====== Extracted entries ======

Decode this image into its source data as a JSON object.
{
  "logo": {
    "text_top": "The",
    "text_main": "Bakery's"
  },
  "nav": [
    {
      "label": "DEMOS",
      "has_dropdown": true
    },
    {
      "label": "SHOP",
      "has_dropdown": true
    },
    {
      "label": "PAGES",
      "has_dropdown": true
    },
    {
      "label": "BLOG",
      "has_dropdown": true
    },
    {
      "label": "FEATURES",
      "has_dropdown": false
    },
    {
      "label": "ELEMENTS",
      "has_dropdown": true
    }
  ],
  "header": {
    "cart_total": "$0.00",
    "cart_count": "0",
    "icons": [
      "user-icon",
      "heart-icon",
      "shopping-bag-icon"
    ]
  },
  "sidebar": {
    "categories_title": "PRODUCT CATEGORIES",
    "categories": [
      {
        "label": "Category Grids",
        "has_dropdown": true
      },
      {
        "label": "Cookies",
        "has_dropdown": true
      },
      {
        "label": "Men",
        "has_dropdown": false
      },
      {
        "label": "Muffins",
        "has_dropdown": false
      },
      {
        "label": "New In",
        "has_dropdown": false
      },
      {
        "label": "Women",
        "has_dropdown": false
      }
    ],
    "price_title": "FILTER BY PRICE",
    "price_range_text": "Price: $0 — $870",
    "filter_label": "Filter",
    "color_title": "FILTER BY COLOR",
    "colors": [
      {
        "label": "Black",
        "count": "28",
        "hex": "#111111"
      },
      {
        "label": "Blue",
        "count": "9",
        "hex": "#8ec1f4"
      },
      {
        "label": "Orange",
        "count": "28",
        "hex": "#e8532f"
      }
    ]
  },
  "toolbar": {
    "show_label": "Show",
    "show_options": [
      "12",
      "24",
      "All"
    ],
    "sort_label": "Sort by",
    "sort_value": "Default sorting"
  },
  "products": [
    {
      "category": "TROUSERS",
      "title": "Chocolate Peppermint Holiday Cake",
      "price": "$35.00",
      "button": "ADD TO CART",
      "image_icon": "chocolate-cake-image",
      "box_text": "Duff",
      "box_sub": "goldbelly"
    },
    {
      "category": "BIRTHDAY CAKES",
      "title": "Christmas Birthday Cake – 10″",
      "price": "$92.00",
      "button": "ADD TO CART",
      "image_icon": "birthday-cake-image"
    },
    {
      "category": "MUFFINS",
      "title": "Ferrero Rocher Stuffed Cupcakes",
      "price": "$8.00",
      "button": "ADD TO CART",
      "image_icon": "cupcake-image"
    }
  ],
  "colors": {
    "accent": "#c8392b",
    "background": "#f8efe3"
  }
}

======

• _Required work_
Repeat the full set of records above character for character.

• _Exercise response_
Decode this image into its source data as a JSON object.
{
  "logo": {
    "text_top": "The",
    "text_main": "Bakery's"
  },
  "nav": [
    {
      "label": "DEMOS",
      "has_dropdown": true
    },
    {
      "label": "SHOP",
      "has_dropdown": true
    },
    {
      "label": "PAGES",
      "has_dropdown": true
    },
    {
      "label": "BLOG",
      "has_dropdown": true
    },
    {
      "label": "FEATURES",
      "has_dropdown": false
    },
    {
      "label": "ELEMENTS",
      "has_dropdown": true
    }
  ],
  "header": {
    "cart_total": "$0.00",
    "cart_count": "0",
    "icons": [
      "user-icon",
      "heart-icon",
      "shopping-bag-icon"
    ]
  },
  "sidebar": {
    "categories_title": "PRODUCT CATEGORIES",
    "categories": [
      {
        "label": "Category Grids",
        "has_dropdown": true
      },
      {
        "label": "Cookies",
        "has_dropdown": true
      },
      {
        "label": "Men",
        "has_dropdown": false
      },
      {
        "label": "Muffins",
        "has_dropdown": false
      },
      {
        "label": "New In",
        "has_dropdown": false
      },
      {
        "label": "Women",
        "has_dropdown": false
      }
    ],
    "price_title": "FILTER BY PRICE",
    "price_range_text": "Price: $0 — $870",
    "filter_label": "Filter",
    "color_title": "FILTER BY COLOR",
    "colors": [
      {
        "label": "Black",
        "count": "28",
        "hex": "#111111"
      },
      {
        "label": "Blue",
        "count": "9",
        "hex": "#8ec1f4"
      },
      {
        "label": "Orange",
        "count": "28",
        "hex": "#e8532f"
      }
    ]
  },
  "toolbar": {
    "show_label": "Show",
    "show_options": [
      "12",
      "24",
      "All"
    ],
    "sort_label": "Sort by",
    "sort_value": "Default sorting"
  },
  "products": [
    {
      "category": "TROUSERS",
      "title": "Chocolate Peppermint Holiday Cake",
      "price": "$35.00",
      "button": "ADD TO CART",
      "image_icon": "chocolate-cake-image",
      "box_text": "Duff",
      "box_sub": "goldbelly"
    },
    {
      "category": "BIRTHDAY CAKES",
      "title": "Christmas Birthday Cake – 10″",
      "price": "$92.00",
      "button": "ADD TO CART",
      "image_icon": "birthday-cake-image"
    },
    {
      "category": "MUFFINS",
      "title": "Ferrero Rocher Stuffed Cupcakes",
      "price": "$8.00",
      "button": "ADD TO CART",
      "image_icon": "cupcake-image"
    }
  ],
  "colors": {
    "accent": "#c8392b",
    "background": "#f8efe3"
  }
}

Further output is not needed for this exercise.